Input data Block Start

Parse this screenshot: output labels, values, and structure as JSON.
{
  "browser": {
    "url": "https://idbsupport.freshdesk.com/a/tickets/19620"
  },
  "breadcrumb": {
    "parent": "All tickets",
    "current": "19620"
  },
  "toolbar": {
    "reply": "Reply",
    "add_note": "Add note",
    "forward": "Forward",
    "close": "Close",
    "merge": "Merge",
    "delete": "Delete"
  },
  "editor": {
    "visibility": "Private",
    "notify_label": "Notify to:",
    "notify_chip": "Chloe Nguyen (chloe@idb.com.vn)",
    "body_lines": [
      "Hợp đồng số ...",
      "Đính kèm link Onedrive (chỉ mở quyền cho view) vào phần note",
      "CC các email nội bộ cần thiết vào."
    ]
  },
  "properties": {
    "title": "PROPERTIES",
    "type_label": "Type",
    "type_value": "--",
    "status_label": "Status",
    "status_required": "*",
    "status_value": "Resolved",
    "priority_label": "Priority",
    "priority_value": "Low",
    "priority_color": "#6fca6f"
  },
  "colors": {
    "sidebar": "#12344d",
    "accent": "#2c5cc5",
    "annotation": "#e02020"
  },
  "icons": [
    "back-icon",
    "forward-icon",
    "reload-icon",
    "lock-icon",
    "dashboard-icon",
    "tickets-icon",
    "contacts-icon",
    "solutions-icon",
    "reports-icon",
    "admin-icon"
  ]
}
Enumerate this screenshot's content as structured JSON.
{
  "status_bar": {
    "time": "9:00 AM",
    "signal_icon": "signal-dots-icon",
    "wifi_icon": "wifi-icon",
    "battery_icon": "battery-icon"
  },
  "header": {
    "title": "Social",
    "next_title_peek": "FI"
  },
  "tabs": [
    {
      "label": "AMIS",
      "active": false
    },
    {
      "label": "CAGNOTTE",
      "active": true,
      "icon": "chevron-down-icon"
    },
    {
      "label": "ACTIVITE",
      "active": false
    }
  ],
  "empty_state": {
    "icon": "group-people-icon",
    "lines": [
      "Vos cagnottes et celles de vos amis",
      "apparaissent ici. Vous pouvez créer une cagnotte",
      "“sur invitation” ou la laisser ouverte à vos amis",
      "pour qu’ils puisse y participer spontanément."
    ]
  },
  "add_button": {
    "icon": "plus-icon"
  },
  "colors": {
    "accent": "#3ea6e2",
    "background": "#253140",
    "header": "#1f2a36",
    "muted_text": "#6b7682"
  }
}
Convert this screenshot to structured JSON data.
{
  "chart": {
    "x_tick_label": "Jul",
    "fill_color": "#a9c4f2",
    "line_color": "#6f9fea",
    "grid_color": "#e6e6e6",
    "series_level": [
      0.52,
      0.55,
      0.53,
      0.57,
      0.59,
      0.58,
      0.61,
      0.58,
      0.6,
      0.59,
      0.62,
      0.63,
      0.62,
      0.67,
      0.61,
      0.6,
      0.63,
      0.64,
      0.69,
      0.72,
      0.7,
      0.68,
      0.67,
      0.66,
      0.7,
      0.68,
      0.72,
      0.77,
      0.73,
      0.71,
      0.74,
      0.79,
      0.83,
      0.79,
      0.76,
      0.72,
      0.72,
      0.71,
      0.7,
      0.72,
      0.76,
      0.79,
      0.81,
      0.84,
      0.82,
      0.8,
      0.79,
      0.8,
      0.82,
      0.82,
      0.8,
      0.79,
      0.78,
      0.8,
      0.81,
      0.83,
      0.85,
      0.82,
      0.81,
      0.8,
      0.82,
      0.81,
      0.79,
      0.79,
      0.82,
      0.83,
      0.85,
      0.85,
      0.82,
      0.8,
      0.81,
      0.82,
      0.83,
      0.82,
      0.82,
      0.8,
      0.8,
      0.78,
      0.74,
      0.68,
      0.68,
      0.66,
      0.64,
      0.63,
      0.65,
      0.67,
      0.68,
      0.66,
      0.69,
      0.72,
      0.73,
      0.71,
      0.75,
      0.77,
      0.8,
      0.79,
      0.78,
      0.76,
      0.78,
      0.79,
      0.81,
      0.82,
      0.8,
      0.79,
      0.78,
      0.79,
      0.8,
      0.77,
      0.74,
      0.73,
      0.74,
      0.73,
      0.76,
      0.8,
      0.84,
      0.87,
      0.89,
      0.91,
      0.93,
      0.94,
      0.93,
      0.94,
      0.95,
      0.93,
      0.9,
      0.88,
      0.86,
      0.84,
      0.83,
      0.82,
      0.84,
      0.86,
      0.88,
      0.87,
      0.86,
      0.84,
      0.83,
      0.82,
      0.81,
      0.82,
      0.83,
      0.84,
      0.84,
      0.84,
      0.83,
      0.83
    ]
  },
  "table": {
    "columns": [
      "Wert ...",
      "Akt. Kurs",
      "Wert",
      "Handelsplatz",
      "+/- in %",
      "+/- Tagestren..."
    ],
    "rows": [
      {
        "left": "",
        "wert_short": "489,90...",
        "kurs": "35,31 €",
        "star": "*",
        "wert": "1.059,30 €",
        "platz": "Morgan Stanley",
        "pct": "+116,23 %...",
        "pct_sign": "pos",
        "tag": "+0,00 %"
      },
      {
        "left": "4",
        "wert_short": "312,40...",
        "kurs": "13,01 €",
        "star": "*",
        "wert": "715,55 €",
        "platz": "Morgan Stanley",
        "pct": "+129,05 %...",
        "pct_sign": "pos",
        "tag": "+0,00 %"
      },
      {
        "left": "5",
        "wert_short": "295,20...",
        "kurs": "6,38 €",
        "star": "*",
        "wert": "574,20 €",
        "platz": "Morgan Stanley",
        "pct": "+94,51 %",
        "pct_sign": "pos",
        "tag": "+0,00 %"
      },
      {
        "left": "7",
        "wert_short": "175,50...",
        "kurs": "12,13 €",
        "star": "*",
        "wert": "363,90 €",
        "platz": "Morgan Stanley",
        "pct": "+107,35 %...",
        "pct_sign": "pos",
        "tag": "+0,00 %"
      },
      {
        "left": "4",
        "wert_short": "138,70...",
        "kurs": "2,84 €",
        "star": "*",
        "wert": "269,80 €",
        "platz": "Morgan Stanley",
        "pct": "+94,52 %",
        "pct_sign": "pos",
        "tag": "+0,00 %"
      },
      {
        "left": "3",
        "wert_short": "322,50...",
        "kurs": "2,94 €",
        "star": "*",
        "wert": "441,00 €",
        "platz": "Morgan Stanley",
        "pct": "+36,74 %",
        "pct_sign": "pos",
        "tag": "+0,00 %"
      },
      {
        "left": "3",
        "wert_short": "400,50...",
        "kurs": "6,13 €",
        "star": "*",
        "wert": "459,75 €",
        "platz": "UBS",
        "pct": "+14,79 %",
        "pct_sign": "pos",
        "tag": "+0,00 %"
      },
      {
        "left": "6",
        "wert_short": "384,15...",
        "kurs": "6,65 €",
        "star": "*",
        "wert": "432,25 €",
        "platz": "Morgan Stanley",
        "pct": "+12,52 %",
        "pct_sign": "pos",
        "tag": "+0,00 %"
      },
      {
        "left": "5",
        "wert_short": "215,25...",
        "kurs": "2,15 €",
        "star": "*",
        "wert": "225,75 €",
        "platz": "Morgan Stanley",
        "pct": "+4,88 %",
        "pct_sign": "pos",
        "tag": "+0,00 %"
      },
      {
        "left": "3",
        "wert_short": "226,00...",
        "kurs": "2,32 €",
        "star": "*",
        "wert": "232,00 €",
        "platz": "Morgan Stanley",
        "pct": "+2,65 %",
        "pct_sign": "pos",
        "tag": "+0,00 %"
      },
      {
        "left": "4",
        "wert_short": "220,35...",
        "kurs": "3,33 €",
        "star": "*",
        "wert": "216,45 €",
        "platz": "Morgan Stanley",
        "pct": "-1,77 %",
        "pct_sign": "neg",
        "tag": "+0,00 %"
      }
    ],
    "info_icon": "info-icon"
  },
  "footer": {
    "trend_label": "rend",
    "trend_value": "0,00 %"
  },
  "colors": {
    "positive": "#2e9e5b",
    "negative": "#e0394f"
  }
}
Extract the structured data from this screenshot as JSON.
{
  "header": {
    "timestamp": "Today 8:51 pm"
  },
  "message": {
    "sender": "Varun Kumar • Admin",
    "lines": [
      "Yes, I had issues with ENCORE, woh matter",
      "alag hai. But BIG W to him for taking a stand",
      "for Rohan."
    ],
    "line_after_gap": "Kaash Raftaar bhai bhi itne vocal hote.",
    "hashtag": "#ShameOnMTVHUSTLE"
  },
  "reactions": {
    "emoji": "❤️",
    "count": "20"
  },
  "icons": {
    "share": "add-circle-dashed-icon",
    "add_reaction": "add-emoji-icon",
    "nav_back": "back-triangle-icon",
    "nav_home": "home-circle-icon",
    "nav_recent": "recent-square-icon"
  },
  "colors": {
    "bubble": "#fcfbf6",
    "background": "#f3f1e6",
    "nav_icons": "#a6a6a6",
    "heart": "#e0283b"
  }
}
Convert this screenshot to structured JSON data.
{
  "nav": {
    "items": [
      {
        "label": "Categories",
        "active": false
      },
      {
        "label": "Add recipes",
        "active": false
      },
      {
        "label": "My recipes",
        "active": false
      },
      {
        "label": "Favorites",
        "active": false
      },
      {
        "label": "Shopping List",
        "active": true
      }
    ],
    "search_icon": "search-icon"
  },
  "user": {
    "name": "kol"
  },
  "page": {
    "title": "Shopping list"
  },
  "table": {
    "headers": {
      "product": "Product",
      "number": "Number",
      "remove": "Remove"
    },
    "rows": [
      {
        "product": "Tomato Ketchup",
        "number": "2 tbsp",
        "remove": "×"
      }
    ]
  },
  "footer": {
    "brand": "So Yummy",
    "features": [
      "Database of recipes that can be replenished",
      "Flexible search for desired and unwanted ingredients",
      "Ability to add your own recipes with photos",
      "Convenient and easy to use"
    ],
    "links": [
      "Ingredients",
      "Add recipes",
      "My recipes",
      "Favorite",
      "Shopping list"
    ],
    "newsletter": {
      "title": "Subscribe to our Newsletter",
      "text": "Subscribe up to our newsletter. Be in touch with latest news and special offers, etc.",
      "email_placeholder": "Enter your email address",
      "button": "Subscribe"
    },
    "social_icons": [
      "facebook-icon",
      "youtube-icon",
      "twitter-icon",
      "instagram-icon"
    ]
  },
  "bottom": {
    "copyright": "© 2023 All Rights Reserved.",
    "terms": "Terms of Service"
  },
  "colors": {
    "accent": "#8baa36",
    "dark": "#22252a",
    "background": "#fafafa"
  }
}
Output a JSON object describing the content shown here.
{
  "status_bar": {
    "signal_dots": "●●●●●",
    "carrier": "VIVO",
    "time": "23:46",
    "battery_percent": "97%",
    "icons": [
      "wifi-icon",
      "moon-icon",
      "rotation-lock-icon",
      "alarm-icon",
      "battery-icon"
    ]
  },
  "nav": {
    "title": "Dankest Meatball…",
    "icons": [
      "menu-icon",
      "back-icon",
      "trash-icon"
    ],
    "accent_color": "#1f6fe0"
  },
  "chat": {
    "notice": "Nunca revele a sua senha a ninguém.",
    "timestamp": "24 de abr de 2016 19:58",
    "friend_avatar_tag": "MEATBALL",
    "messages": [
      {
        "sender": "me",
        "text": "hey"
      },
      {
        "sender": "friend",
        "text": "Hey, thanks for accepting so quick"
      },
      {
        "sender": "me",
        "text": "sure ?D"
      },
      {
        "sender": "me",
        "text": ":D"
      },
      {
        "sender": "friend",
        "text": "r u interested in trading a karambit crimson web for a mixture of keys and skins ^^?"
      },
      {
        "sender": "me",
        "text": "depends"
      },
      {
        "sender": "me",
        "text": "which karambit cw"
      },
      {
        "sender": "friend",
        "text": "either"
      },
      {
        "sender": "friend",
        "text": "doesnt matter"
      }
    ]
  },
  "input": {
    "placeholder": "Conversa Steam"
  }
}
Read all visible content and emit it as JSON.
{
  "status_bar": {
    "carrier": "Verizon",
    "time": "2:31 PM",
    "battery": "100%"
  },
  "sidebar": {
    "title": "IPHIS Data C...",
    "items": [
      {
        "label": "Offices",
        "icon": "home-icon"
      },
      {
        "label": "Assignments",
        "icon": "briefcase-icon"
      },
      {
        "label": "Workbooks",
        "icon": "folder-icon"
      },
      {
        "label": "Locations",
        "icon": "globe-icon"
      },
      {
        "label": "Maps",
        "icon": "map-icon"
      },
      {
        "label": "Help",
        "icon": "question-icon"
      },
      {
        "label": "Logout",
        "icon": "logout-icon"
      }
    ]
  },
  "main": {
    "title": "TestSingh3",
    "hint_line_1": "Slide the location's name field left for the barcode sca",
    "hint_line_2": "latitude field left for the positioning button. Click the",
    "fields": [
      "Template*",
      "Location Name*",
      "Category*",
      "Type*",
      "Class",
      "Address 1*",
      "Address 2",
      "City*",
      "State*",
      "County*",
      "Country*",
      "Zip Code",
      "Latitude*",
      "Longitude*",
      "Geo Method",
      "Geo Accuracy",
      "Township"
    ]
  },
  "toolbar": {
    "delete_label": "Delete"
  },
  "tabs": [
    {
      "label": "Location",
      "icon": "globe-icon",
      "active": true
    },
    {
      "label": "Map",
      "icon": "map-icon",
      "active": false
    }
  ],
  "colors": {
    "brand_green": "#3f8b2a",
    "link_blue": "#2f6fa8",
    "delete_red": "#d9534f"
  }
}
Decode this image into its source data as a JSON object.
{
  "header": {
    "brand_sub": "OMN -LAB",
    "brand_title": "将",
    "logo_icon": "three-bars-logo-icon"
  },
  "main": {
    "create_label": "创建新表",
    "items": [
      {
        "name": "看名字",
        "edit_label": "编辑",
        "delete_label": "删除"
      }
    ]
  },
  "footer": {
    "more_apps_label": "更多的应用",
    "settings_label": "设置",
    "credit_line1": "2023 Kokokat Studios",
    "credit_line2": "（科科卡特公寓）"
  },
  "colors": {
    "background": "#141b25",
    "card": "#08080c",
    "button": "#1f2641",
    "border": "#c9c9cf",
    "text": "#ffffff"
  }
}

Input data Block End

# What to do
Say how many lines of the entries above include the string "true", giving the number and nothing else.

# Solution
3